Petitioner also argues that he was denied his right to procedural due process because he was not provided with various policies, statutes, and other legal materials regarding parole suitability. As stated above, however, the Supreme Court has held that the federal due process clause is satisfied if the Board gives an inmate an opportunity to be heard and provides a statement of reasons why parole was denied. Petitioner's attached materials indicate that both occurred in his case. (Ptn., Ex. A at 26-85 (transcript of Board hearing)). Thus, this claim will be denied as well.

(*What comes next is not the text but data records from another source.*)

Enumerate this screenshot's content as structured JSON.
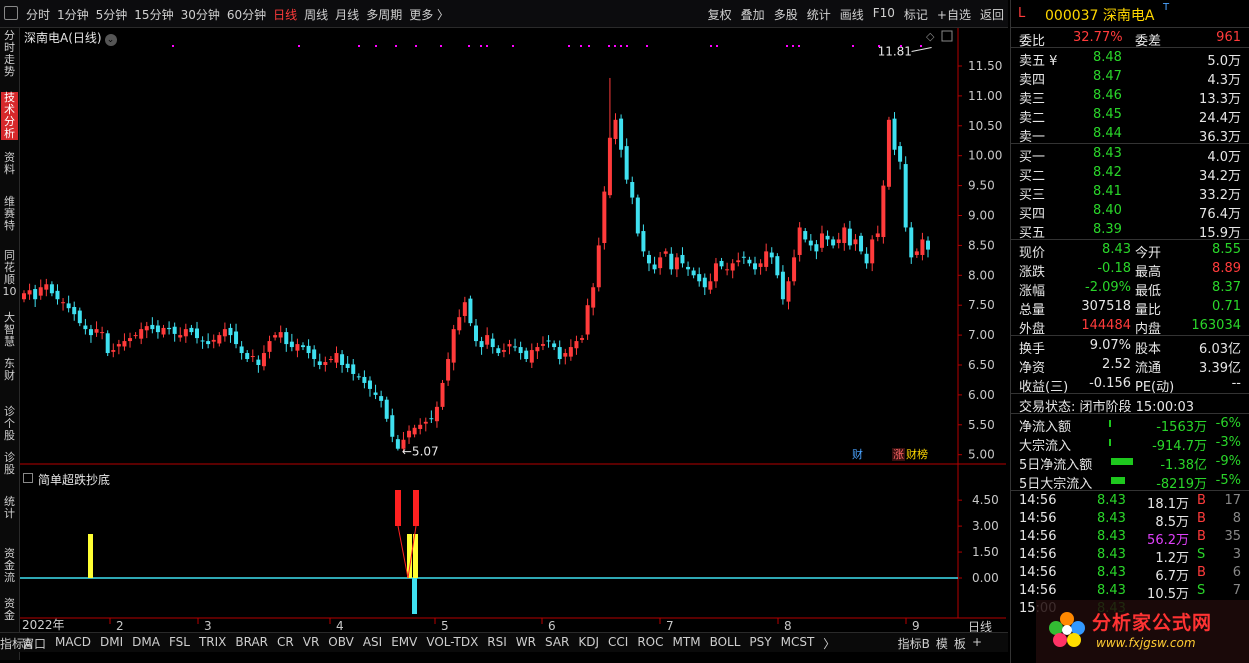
{
  "toolbar": {
    "periods": [
      "分时",
      "1分钟",
      "5分钟",
      "15分钟",
      "30分钟",
      "60分钟",
      "日线",
      "周线",
      "月线",
      "多周期",
      "更多 〉"
    ],
    "active_period": "日线",
    "tools": [
      "复权",
      "叠加",
      "多股",
      "统计",
      "画线",
      "F10",
      "标记",
      "+自选",
      "返回"
    ]
  },
  "left_tabs": [
    "分时走势",
    "技术分析",
    "资料",
    "维赛特",
    "同花顺10",
    "大智慧",
    "东财",
    "诊个股",
    "诊股",
    "统计",
    "资金流",
    "资金"
  ],
  "active_left_tab": "技术分析",
  "main_chart": {
    "title": "深南电A(日线)",
    "price_ticks": [
      "11.50",
      "11.00",
      "10.50",
      "10.00",
      "9.50",
      "9.00",
      "8.50",
      "8.00",
      "7.50",
      "7.00",
      "6.50",
      "6.00",
      "5.50",
      "5.00"
    ],
    "high_label": "11.81",
    "low_label": "5.07",
    "tag_cai": "财",
    "tag_zhang": "涨",
    "tag_caibang": "财榜"
  },
  "indicator_panel": {
    "title": "简单超跌抄底",
    "ticks": [
      "4.50",
      "3.00",
      "1.50",
      "0.00"
    ]
  },
  "x_axis": {
    "start_label": "2022年",
    "months": [
      "2",
      "3",
      "4",
      "5",
      "6",
      "7",
      "8",
      "9"
    ],
    "freq_label": "日线"
  },
  "bottom_tabs": {
    "prefix": "指标A",
    "items": [
      "窗口",
      "MACD",
      "DMI",
      "DMA",
      "FSL",
      "TRIX",
      "BRAR",
      "CR",
      "VR",
      "OBV",
      "ASI",
      "EMV",
      "VOL-TDX",
      "RSI",
      "WR",
      "SAR",
      "KDJ",
      "CCI",
      "ROC",
      "MTM",
      "BOLL",
      "PSY",
      "MCST",
      "〉"
    ],
    "right_items": [
      "指标B",
      "模",
      "板",
      "+"
    ]
  },
  "quote": {
    "flag": "L",
    "code_name": "000037 深南电A",
    "tag": "T",
    "webi_label": "委比",
    "webi": "32.77%",
    "weicha_label": "委差",
    "weicha": "961",
    "asks": [
      {
        "label": "卖五 ¥",
        "price": "8.48",
        "vol": "5.0万"
      },
      {
        "label": "卖四",
        "price": "8.47",
        "vol": "4.3万"
      },
      {
        "label": "卖三",
        "price": "8.46",
        "vol": "13.3万"
      },
      {
        "label": "卖二",
        "price": "8.45",
        "vol": "24.4万"
      },
      {
        "label": "卖一",
        "price": "8.44",
        "vol": "36.3万"
      }
    ],
    "bids": [
      {
        "label": "买一",
        "price": "8.43",
        "vol": "4.0万"
      },
      {
        "label": "买二",
        "price": "8.42",
        "vol": "34.2万"
      },
      {
        "label": "买三",
        "price": "8.41",
        "vol": "33.2万"
      },
      {
        "label": "买四",
        "price": "8.40",
        "vol": "76.4万"
      },
      {
        "label": "买五",
        "price": "8.39",
        "vol": "15.9万"
      }
    ],
    "stats": [
      {
        "l1": "现价",
        "v1": "8.43",
        "c1": "green",
        "l2": "今开",
        "v2": "8.55",
        "c2": "green"
      },
      {
        "l1": "涨跌",
        "v1": "-0.18",
        "c1": "green",
        "l2": "最高",
        "v2": "8.89",
        "c2": "red"
      },
      {
        "l1": "涨幅",
        "v1": "-2.09%",
        "c1": "green",
        "l2": "最低",
        "v2": "8.37",
        "c2": "green"
      },
      {
        "l1": "总量",
        "v1": "307518",
        "c1": "white",
        "l2": "量比",
        "v2": "0.71",
        "c2": "green"
      },
      {
        "l1": "外盘",
        "v1": "144484",
        "c1": "red",
        "l2": "内盘",
        "v2": "163034",
        "c2": "green"
      }
    ],
    "stats2": [
      {
        "l1": "换手",
        "v1": "9.07%",
        "c1": "white",
        "l2": "股本",
        "v2": "6.03亿",
        "c2": "white"
      },
      {
        "l1": "净资",
        "v1": "2.52",
        "c1": "white",
        "l2": "流通",
        "v2": "3.39亿",
        "c2": "white"
      },
      {
        "l1": "收益(三)",
        "v1": "-0.156",
        "c1": "white",
        "l2": "PE(动)",
        "v2": "--",
        "c2": "white"
      }
    ],
    "trade_status": "交易状态: 闭市阶段 15:00:03",
    "flows": [
      {
        "label": "净流入额",
        "value": "-1563万",
        "pct": "-6%",
        "bar": 2
      },
      {
        "label": "大宗流入",
        "value": "-914.7万",
        "pct": "-3%",
        "bar": 2
      },
      {
        "label": "5日净流入额",
        "value": "-1.38亿",
        "pct": "-9%",
        "bar": 22
      },
      {
        "label": "5日大宗流入",
        "value": "-8219万",
        "pct": "-5%",
        "bar": 14
      }
    ],
    "ticks": [
      {
        "time": "14:56",
        "price": "8.43",
        "vol": "18.1万",
        "side": "B",
        "n": "17",
        "vc": "white"
      },
      {
        "time": "14:56",
        "price": "8.43",
        "vol": "8.5万",
        "side": "B",
        "n": "8",
        "vc": "white"
      },
      {
        "time": "14:56",
        "price": "8.43",
        "vol": "56.2万",
        "side": "B",
        "n": "35",
        "vc": "magenta"
      },
      {
        "time": "14:56",
        "price": "8.43",
        "vol": "1.2万",
        "side": "S",
        "n": "3",
        "vc": "white"
      },
      {
        "time": "14:56",
        "price": "8.43",
        "vol": "6.7万",
        "side": "B",
        "n": "6",
        "vc": "white"
      },
      {
        "time": "14:56",
        "price": "8.43",
        "vol": "10.5万",
        "side": "S",
        "n": "7",
        "vc": "white"
      },
      {
        "time": "15:00",
        "price": "8.43",
        "vol": "",
        "side": "",
        "n": "",
        "vc": "white"
      }
    ]
  },
  "watermark": {
    "main": "分析家公式网",
    "sub": "www.fxjgsw.com"
  },
  "colors": {
    "up": "#ff3b3b",
    "down": "#3fe0f0",
    "axis": "#b40000",
    "signal_dot": "#ff00ff"
  }
}
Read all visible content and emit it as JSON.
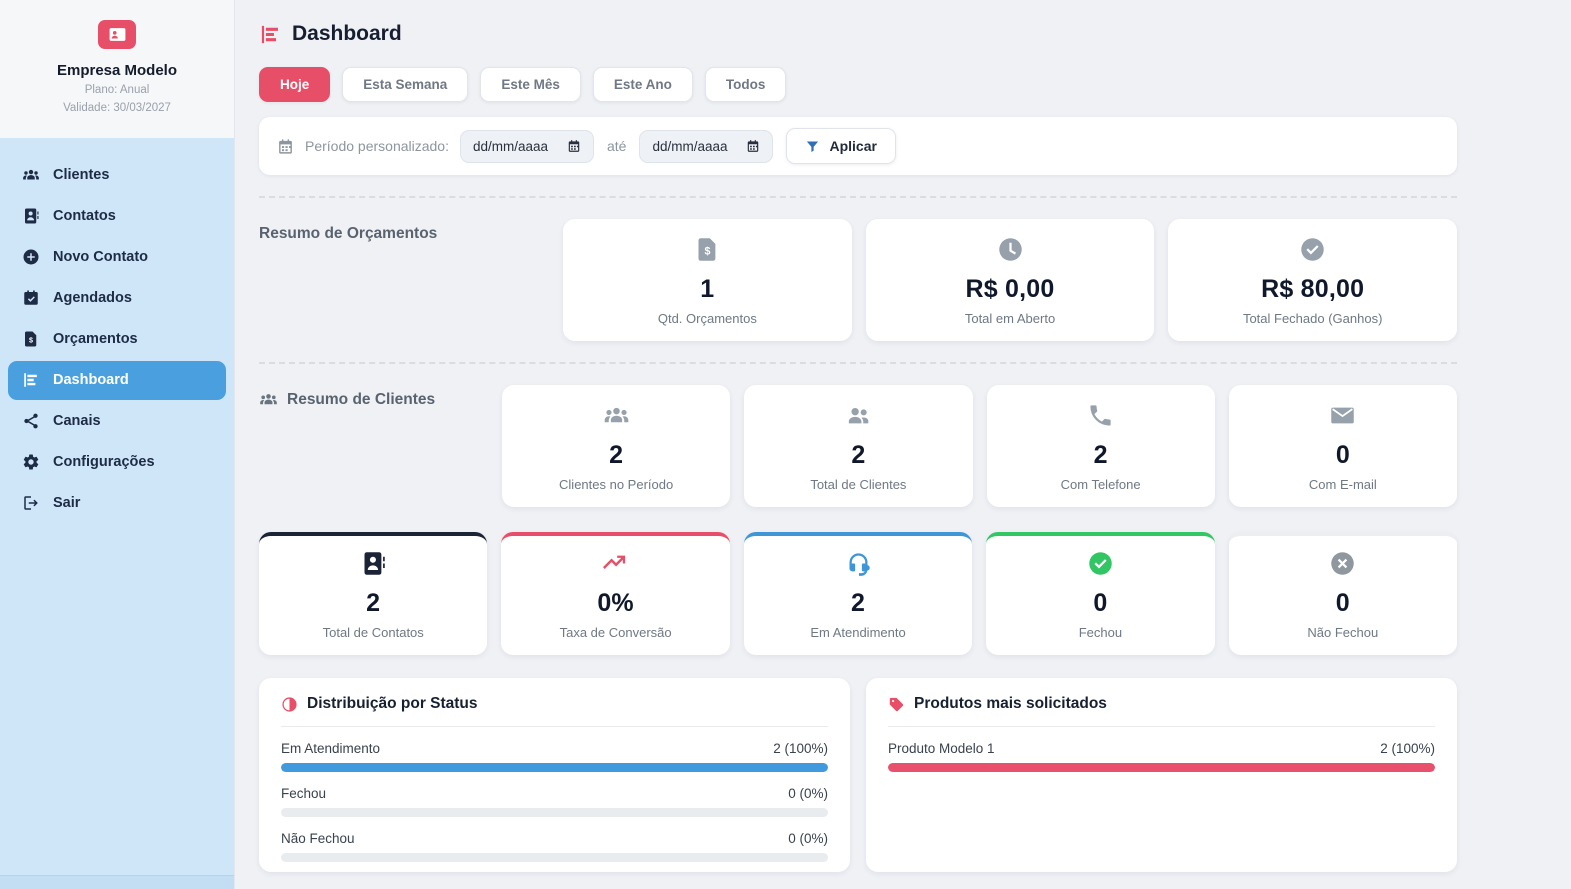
{
  "company": {
    "name": "Empresa Modelo",
    "plan": "Plano: Anual",
    "validity": "Validade: 30/03/2027",
    "badge_icon": "id-badge"
  },
  "sidebar": {
    "items": [
      {
        "label": "Clientes",
        "icon": "users",
        "slug": "clientes",
        "active": false
      },
      {
        "label": "Contatos",
        "icon": "address-book",
        "slug": "contatos",
        "active": false
      },
      {
        "label": "Novo Contato",
        "icon": "plus-circle",
        "slug": "novo-contato",
        "active": false
      },
      {
        "label": "Agendados",
        "icon": "calendar-check",
        "slug": "agendados",
        "active": false
      },
      {
        "label": "Orçamentos",
        "icon": "file-invoice",
        "slug": "orcamentos",
        "active": false
      },
      {
        "label": "Dashboard",
        "icon": "chart-bars",
        "slug": "dashboard",
        "active": true
      },
      {
        "label": "Canais",
        "icon": "share-nodes",
        "slug": "canais",
        "active": false
      },
      {
        "label": "Configurações",
        "icon": "gear",
        "slug": "configuracoes",
        "active": false
      },
      {
        "label": "Sair",
        "icon": "sign-out",
        "slug": "sair",
        "active": false
      }
    ]
  },
  "header": {
    "title": "Dashboard",
    "icon": "chart-bars"
  },
  "filters": [
    {
      "label": "Hoje",
      "active": true
    },
    {
      "label": "Esta Semana",
      "active": false
    },
    {
      "label": "Este Mês",
      "active": false
    },
    {
      "label": "Este Ano",
      "active": false
    },
    {
      "label": "Todos",
      "active": false
    }
  ],
  "period": {
    "icon": "calendar",
    "label": "Período personalizado:",
    "from_placeholder": "dd/mm/aaaa",
    "to_placeholder": "dd/mm/aaaa",
    "until_label": "até",
    "apply_label": "Aplicar",
    "apply_icon": "funnel"
  },
  "sections": {
    "orcamentos": {
      "title": "Resumo de Orçamentos",
      "cards": [
        {
          "icon": "file-invoice",
          "icon_color": "#97a1ab",
          "value": "1",
          "label": "Qtd. Orçamentos"
        },
        {
          "icon": "clock",
          "icon_color": "#97a1ab",
          "value": "R$ 0,00",
          "label": "Total em Aberto"
        },
        {
          "icon": "check-circle",
          "icon_color": "#97a1ab",
          "value": "R$ 80,00",
          "label": "Total Fechado (Ganhos)"
        }
      ]
    },
    "clientes": {
      "title": "Resumo de Clientes",
      "icon": "users",
      "cards": [
        {
          "icon": "users",
          "icon_color": "#97a1ab",
          "value": "2",
          "label": "Clientes no Período"
        },
        {
          "icon": "user-friends",
          "icon_color": "#97a1ab",
          "value": "2",
          "label": "Total de Clientes"
        },
        {
          "icon": "phone",
          "icon_color": "#97a1ab",
          "value": "2",
          "label": "Com Telefone"
        },
        {
          "icon": "envelope",
          "icon_color": "#97a1ab",
          "value": "0",
          "label": "Com E-mail"
        }
      ]
    },
    "status_cards": [
      {
        "icon": "address-book",
        "icon_color": "#1b2437",
        "accent": "#1b2437",
        "value": "2",
        "label": "Total de Contatos"
      },
      {
        "icon": "trend-up",
        "icon_color": "#e74f68",
        "accent": "#e74f68",
        "value": "0%",
        "label": "Taxa de Conversão"
      },
      {
        "icon": "headset",
        "icon_color": "#3e95d8",
        "accent": "#3f96d6",
        "value": "2",
        "label": "Em Atendimento"
      },
      {
        "icon": "check-circle",
        "icon_color": "#32c563",
        "accent": "#33c665",
        "value": "0",
        "label": "Fechou"
      },
      {
        "icon": "x-circle",
        "icon_color": "#8f979f",
        "accent": "#eceef1",
        "value": "0",
        "label": "Não Fechou"
      }
    ]
  },
  "panels": {
    "status": {
      "title": "Distribuição por Status",
      "icon": "chart-pie",
      "rows": [
        {
          "label": "Em Atendimento",
          "value": "2 (100%)",
          "pct": 100,
          "color": "#419add"
        },
        {
          "label": "Fechou",
          "value": "0 (0%)",
          "pct": 0,
          "color": "#419add"
        },
        {
          "label": "Não Fechou",
          "value": "0 (0%)",
          "pct": 0,
          "color": "#419add"
        }
      ]
    },
    "products": {
      "title": "Produtos mais solicitados",
      "icon": "tag",
      "rows": [
        {
          "label": "Produto Modelo 1",
          "value": "2 (100%)",
          "pct": 100,
          "color": "#e8506b"
        }
      ]
    }
  },
  "colors": {
    "accent_red": "#e74f68",
    "sidebar_blue": "#cfe6f8",
    "active_item_blue": "#4aa0de",
    "bar_blue": "#419add",
    "bar_red": "#e8506b",
    "green": "#33c665",
    "dark_navy": "#1b2437",
    "track_gray": "#e9ecef"
  }
}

Lastly, petitioner claims in passing that he was denied his Sixth Amendment right to a jury trial. He attempts to incorporate by reference his state habeas petitions making this argument (Ptn. at 8); however, he attaches no state petitions that address this issue. Petitioner apparently did raise this issue in the Los Angeles County Superior Court, which rejected petitioner's Sixth Amendment claim in a reasoned opinion. (Ptn., Ex. D at 104-106.) Like the superior court, the undersigned rejects any challenge to the Board's decision based on Apprendi v. New Jersey, 530 U.S. 466, 490, 120 S. Ct. 2348 (2000) ("Other than the fact of a prior conviction, any fact that increases the penalty for a crime beyond the prescribed statutory maximum must be submitted to a jury, and proved beyond a reasonable doubt"); see also Blakely v. Washington, 542 U.S. 296, 124 S. Ct. 2531 (2004). Petitioner mistakes the BPH as part of the judicial system involved in sentencing. It is not. It is a state agency tasked with reviewing parole eligibility which may take into account a myriad of discretionary factors. No case stands for the proposition that plaintiff is entitled to a jury trial at his administrative hearing. Nothing in Apprendi or Blakely applies to such agency decision making.
There being no ground upon which petitioner can proceed, this petition will be denied.
Accordingly, IT IS HEREBY ORDERED that the petition is denied, and the Clerk of Court shall close this case.
Gregory G. Hollows